> **What the exercise asks**: Each line that includes "selected" must be copied from the records.

Saved data entries
== Segment start ==
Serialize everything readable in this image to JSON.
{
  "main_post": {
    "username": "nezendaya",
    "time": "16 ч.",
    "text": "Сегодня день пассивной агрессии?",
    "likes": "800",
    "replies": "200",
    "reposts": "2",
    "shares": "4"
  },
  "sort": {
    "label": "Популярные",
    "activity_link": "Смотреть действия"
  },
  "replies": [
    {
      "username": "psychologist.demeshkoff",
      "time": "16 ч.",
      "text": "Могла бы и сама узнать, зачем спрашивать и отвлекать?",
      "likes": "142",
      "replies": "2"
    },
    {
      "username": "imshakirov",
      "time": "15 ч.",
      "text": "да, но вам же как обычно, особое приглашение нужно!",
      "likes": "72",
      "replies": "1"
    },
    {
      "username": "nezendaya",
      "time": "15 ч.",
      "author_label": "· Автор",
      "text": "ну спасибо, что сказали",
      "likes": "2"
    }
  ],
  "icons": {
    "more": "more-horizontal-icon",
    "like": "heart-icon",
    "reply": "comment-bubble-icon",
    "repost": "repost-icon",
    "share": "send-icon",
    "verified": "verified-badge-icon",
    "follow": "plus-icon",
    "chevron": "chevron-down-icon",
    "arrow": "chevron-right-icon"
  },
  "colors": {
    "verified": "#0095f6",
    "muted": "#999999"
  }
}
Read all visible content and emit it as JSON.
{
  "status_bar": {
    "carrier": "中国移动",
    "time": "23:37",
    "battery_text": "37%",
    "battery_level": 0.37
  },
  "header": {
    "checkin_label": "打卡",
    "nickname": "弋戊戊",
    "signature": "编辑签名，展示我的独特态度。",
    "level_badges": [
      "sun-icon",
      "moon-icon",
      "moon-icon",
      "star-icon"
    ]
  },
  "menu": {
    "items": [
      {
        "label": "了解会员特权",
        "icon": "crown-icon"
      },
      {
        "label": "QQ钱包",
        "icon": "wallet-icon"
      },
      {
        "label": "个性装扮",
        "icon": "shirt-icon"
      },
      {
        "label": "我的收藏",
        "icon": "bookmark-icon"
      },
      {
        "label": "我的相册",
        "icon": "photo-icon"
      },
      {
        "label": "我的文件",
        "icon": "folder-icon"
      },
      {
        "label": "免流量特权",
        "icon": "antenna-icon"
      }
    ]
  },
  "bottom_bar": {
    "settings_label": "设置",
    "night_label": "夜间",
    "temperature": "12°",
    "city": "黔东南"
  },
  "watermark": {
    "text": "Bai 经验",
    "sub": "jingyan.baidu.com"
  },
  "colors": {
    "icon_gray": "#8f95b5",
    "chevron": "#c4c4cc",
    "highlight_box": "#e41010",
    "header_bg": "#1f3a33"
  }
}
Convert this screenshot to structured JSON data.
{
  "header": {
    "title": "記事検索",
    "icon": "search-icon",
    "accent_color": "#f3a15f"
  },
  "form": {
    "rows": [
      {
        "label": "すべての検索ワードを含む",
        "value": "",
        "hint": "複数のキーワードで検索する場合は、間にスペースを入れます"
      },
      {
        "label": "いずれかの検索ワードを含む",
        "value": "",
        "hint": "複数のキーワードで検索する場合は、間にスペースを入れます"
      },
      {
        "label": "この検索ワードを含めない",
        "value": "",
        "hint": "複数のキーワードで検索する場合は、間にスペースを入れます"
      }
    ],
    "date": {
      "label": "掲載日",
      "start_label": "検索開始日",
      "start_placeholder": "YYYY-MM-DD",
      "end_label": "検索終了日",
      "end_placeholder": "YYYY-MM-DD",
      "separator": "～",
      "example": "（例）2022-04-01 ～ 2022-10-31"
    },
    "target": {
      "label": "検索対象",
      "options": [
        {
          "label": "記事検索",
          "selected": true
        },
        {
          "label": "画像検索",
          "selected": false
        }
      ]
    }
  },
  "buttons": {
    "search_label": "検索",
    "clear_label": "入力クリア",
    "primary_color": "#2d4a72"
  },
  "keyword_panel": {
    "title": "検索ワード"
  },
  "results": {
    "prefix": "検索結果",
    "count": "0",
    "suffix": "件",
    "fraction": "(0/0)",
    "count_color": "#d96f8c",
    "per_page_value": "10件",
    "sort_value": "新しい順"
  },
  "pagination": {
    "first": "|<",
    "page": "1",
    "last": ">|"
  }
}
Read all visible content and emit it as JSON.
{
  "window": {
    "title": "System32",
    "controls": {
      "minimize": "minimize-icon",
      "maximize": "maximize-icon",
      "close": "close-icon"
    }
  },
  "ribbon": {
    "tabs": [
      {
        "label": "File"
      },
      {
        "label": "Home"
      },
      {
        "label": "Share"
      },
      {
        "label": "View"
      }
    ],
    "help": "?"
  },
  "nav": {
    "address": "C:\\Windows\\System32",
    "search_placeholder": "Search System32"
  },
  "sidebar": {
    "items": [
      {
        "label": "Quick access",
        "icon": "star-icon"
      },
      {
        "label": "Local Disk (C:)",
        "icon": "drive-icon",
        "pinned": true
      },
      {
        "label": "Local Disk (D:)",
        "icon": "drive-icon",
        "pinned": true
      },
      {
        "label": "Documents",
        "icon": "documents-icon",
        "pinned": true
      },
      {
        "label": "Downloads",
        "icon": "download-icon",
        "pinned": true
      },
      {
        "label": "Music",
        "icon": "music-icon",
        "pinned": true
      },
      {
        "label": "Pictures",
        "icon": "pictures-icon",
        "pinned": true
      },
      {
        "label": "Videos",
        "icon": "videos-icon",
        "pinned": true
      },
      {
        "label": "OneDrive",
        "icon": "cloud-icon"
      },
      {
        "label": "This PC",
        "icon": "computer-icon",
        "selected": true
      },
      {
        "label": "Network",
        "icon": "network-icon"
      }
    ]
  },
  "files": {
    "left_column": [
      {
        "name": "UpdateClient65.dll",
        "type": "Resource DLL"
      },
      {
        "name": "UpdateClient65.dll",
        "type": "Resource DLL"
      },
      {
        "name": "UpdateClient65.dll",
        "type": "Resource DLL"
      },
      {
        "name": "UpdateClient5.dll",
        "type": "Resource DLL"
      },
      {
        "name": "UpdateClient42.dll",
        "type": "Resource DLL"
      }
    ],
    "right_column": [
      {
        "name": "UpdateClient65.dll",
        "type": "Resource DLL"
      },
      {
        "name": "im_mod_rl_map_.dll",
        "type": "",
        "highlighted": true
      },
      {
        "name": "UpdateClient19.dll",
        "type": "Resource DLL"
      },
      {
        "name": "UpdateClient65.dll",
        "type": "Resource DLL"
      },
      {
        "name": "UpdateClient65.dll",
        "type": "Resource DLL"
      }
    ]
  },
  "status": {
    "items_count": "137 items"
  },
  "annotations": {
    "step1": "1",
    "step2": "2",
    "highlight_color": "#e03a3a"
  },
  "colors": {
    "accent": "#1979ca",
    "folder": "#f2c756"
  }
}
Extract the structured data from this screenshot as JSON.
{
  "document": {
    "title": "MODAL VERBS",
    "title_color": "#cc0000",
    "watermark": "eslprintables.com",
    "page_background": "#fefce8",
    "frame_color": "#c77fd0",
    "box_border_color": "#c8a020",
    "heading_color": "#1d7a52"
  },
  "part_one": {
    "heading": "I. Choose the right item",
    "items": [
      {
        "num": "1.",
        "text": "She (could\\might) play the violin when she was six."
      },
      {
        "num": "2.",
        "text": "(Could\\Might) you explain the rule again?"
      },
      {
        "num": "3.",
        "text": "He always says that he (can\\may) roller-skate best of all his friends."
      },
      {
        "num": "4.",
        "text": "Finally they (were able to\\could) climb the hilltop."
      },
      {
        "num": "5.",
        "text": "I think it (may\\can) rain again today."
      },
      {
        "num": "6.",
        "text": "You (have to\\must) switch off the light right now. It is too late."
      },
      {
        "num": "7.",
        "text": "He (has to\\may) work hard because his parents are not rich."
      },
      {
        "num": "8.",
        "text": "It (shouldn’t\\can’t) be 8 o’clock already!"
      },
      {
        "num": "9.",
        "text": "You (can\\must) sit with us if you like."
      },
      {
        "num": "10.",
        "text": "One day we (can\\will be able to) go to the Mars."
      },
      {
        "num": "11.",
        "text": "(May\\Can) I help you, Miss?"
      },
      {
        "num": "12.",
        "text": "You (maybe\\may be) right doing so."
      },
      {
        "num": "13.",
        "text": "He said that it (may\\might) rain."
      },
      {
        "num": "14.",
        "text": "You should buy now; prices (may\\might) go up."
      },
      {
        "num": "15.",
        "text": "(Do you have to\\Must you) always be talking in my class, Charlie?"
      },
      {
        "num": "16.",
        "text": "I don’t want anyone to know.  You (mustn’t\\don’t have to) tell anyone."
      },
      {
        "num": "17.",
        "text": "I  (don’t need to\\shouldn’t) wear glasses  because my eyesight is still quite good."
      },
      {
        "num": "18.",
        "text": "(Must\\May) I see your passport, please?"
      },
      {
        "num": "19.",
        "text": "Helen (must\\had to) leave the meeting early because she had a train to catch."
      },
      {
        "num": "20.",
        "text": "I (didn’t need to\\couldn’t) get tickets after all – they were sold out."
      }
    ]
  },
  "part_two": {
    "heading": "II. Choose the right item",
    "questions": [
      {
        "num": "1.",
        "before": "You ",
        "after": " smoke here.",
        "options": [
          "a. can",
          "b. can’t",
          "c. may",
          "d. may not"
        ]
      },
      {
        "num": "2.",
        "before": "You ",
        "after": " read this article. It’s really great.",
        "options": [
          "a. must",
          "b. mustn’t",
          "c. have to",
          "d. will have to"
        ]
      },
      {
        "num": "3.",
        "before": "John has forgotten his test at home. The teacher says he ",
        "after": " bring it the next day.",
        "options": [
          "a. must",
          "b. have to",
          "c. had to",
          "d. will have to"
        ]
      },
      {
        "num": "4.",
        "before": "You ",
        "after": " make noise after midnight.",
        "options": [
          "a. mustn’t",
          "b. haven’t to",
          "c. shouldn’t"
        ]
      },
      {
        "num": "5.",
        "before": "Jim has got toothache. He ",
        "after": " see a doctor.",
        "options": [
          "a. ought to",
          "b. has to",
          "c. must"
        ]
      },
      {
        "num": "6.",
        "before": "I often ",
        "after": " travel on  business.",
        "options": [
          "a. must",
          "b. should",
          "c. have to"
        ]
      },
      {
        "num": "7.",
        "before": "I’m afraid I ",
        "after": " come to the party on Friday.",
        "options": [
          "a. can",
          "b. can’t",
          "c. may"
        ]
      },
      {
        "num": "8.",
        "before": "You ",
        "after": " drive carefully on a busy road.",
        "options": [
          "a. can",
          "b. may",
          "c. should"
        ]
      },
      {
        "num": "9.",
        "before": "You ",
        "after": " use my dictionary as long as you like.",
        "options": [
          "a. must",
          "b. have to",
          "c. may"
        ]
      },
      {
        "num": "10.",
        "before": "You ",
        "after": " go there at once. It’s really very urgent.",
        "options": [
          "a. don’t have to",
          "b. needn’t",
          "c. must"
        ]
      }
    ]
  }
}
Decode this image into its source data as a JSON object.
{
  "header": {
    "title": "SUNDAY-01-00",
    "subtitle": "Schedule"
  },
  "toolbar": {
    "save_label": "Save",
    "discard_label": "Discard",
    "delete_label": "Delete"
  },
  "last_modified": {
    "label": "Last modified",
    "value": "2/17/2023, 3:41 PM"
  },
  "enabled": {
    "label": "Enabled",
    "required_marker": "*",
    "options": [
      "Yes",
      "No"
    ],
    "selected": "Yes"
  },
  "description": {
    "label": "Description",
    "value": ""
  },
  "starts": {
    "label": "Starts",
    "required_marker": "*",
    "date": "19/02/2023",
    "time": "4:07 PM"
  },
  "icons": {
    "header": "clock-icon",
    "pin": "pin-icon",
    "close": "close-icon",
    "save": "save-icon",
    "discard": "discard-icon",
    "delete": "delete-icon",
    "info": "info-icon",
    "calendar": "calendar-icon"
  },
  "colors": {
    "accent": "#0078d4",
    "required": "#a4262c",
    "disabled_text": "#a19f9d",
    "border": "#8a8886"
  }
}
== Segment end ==
> **Exercise response**:
          "selected": true
          "selected": false
        "selected": true
    "selected": "Yes"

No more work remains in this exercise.